Thompson said that labs are sometimes discovered only after an explosion and fire.
"The manufacturing process itself creates a hazardous waste site that carries a pretty hefty price tag and affects the property values of nearby homes when a site is in operation," Thompson said. "Those are the things we want to prevent in Fairfax County."
A second phase of the law takes effect Sept. 30, he said, when ephedrine and pseudoephedrine must be kept behind store counters or in locked cases. He said that customers will have to present a valid ID to purchase the products. In addition, he said, stores must keep a log with the name and address of the purchaser, as well as the date and amount purchased. He said police will review the logs.
He said that many of the violations police find will be the result of people not knowing about the law, but willful violations are punishable by up to a year in jail and/or a fine of up to $2,500.
Thompson acknowledged that someone intending to manufacture methamphetamine could go to more than one store and make multiple purchases, but the names of those individuals would show up in purchase logs.
"In my opinion, the bigger effect of this law is it prevents wholesale shoplifting of ephedrine and pseudoephedrine, which is probably the preferred method of the persons cooking meth to obtain it, instead of paying for it," Thompson said.
Although police have not discovered any methamphetamine labs in Northern Virginia, Thompson said that about a year ago several people were arrested in Fairfax County for possession, and an additional "small handful" were arrested for shoplifting Sudafed, which they said they were going to use to manufacture the drug.
Unlike drugs such as heroin and cocaine, which come from overseas, methamphetamine can be made with ingredients bought at a store.

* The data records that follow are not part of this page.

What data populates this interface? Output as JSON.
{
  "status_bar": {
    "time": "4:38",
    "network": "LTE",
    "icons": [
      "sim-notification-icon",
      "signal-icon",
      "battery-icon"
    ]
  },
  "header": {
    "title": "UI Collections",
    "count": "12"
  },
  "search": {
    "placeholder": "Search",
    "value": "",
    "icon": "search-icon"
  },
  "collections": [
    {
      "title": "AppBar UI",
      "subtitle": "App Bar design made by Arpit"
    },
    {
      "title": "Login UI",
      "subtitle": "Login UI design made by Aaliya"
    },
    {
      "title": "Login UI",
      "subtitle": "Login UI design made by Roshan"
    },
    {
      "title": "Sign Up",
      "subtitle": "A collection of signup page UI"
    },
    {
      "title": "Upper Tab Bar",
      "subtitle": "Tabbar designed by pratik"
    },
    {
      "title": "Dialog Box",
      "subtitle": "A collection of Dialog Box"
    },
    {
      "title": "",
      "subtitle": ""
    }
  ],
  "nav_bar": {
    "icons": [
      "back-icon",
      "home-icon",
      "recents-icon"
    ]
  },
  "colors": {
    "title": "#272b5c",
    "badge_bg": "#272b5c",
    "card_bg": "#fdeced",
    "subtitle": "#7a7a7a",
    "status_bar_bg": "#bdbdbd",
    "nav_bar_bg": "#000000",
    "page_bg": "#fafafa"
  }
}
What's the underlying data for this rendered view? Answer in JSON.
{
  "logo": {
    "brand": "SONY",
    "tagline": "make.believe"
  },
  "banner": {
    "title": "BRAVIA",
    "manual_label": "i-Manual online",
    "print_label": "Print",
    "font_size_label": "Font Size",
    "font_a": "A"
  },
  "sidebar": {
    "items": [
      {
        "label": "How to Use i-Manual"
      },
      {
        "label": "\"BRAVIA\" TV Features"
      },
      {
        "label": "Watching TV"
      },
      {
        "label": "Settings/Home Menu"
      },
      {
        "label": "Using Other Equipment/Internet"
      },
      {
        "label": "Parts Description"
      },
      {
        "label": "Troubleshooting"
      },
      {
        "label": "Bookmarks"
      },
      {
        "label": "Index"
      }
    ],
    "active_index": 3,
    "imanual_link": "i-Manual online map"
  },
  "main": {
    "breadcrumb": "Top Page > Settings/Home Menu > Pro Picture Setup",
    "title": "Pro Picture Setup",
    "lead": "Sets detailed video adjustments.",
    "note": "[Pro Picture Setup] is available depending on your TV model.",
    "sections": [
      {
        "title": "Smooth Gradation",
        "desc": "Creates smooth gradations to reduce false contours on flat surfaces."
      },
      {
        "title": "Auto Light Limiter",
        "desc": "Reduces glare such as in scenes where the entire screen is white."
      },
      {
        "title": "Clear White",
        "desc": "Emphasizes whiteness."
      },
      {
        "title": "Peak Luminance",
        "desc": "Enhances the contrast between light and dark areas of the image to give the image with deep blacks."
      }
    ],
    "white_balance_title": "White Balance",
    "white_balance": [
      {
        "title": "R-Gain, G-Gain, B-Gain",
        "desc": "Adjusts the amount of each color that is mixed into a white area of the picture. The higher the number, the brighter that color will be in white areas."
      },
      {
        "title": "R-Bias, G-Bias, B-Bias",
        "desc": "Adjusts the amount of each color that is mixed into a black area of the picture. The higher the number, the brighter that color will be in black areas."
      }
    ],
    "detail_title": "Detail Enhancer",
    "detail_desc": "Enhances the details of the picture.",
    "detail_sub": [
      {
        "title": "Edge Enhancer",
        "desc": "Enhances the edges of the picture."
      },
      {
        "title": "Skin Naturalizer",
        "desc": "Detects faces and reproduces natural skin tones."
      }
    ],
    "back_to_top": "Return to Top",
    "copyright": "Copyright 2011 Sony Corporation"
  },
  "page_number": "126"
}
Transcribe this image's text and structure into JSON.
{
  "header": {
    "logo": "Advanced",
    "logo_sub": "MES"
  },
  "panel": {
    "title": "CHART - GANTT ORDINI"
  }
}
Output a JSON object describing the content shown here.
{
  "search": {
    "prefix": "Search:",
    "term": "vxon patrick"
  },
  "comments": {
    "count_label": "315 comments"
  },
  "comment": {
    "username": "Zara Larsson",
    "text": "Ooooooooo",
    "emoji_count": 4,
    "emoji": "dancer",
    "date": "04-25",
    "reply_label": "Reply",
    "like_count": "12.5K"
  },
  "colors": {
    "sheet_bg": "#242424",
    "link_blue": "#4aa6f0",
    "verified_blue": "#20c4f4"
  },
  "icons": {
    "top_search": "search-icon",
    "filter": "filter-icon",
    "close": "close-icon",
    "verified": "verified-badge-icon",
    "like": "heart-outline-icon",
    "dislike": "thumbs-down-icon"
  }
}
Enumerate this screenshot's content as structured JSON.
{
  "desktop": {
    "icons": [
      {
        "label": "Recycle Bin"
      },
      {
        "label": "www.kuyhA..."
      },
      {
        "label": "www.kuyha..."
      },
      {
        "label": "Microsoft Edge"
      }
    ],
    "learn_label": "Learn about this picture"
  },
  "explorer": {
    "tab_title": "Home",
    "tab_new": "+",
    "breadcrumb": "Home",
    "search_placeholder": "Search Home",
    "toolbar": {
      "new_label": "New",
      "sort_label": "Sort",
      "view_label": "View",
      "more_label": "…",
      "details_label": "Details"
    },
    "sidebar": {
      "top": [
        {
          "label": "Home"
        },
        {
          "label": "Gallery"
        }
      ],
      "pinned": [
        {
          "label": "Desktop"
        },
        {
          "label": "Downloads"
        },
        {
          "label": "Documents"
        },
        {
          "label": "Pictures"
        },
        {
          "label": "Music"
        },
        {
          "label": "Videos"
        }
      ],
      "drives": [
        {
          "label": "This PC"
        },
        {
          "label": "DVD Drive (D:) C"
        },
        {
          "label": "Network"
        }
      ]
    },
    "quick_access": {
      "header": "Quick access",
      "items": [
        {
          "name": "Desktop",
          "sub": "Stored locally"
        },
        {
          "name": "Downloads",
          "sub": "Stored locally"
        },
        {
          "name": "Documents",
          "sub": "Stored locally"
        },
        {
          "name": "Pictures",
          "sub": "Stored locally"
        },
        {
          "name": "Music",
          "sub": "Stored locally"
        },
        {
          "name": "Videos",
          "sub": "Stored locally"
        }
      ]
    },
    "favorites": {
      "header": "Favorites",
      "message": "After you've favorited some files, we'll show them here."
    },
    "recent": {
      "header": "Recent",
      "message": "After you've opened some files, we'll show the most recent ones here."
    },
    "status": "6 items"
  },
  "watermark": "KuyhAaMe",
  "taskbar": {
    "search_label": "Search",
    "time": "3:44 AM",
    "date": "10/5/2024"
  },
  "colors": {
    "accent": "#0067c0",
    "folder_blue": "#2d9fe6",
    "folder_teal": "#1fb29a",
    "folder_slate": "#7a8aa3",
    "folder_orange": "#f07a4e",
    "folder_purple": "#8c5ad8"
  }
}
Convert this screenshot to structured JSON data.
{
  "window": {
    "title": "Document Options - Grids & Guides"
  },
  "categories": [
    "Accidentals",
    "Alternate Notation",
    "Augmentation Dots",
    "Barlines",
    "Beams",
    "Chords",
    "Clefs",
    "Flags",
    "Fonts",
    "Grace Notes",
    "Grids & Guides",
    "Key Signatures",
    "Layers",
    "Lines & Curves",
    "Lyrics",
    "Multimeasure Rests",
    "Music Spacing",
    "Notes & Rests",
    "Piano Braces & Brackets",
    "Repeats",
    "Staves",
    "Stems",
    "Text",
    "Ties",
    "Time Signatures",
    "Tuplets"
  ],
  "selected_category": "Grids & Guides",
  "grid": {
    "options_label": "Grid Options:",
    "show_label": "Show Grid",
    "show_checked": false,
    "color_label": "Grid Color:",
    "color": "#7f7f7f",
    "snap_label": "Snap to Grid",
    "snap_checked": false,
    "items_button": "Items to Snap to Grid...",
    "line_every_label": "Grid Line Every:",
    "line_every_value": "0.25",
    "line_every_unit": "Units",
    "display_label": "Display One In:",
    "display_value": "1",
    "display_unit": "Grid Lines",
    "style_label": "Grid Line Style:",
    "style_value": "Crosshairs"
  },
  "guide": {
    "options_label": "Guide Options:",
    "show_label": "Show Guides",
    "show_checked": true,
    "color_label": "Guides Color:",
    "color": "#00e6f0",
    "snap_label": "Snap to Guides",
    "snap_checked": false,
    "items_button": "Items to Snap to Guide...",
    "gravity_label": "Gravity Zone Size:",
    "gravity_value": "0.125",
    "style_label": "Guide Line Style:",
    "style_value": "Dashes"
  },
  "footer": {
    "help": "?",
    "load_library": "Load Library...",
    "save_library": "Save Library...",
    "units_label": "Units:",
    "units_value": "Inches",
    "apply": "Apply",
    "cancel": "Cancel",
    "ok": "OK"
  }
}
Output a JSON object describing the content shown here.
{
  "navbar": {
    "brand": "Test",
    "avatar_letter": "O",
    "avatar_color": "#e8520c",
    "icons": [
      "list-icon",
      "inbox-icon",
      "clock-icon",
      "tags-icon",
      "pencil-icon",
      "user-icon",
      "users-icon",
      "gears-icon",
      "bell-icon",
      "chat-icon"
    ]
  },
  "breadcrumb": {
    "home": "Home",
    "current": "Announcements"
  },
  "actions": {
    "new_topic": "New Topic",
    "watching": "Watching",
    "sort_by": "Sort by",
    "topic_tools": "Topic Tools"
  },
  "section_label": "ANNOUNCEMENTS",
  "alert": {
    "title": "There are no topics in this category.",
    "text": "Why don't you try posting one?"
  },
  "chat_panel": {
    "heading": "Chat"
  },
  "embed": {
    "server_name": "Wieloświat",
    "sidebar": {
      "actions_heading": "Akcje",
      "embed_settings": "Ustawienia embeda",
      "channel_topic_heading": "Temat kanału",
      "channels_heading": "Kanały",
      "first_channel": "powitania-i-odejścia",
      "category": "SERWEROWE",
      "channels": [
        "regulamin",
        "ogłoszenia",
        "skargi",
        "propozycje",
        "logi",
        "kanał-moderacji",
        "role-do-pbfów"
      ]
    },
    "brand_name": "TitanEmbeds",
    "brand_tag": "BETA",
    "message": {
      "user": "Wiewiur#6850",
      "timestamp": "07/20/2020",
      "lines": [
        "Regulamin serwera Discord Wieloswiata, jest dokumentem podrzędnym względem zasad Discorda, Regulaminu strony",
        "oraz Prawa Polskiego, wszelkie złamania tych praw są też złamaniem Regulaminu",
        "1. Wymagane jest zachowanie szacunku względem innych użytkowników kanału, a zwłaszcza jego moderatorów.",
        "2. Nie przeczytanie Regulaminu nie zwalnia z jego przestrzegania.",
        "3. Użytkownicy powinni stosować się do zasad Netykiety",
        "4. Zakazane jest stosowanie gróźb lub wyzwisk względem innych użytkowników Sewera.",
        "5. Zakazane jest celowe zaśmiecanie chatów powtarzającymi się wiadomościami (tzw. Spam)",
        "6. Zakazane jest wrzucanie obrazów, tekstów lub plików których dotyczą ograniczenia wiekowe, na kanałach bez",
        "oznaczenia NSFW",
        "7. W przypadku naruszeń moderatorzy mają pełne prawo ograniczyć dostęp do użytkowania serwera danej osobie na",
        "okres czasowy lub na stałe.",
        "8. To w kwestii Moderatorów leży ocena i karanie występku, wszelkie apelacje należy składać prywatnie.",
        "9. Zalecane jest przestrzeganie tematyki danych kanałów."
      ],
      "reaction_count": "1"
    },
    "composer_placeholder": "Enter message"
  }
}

"Methamphetamine is referred to as poor man's cocaine," Thompson said. "It is comparably inexpensive to produce. Everything you need to make methamphetamine is available over the counter."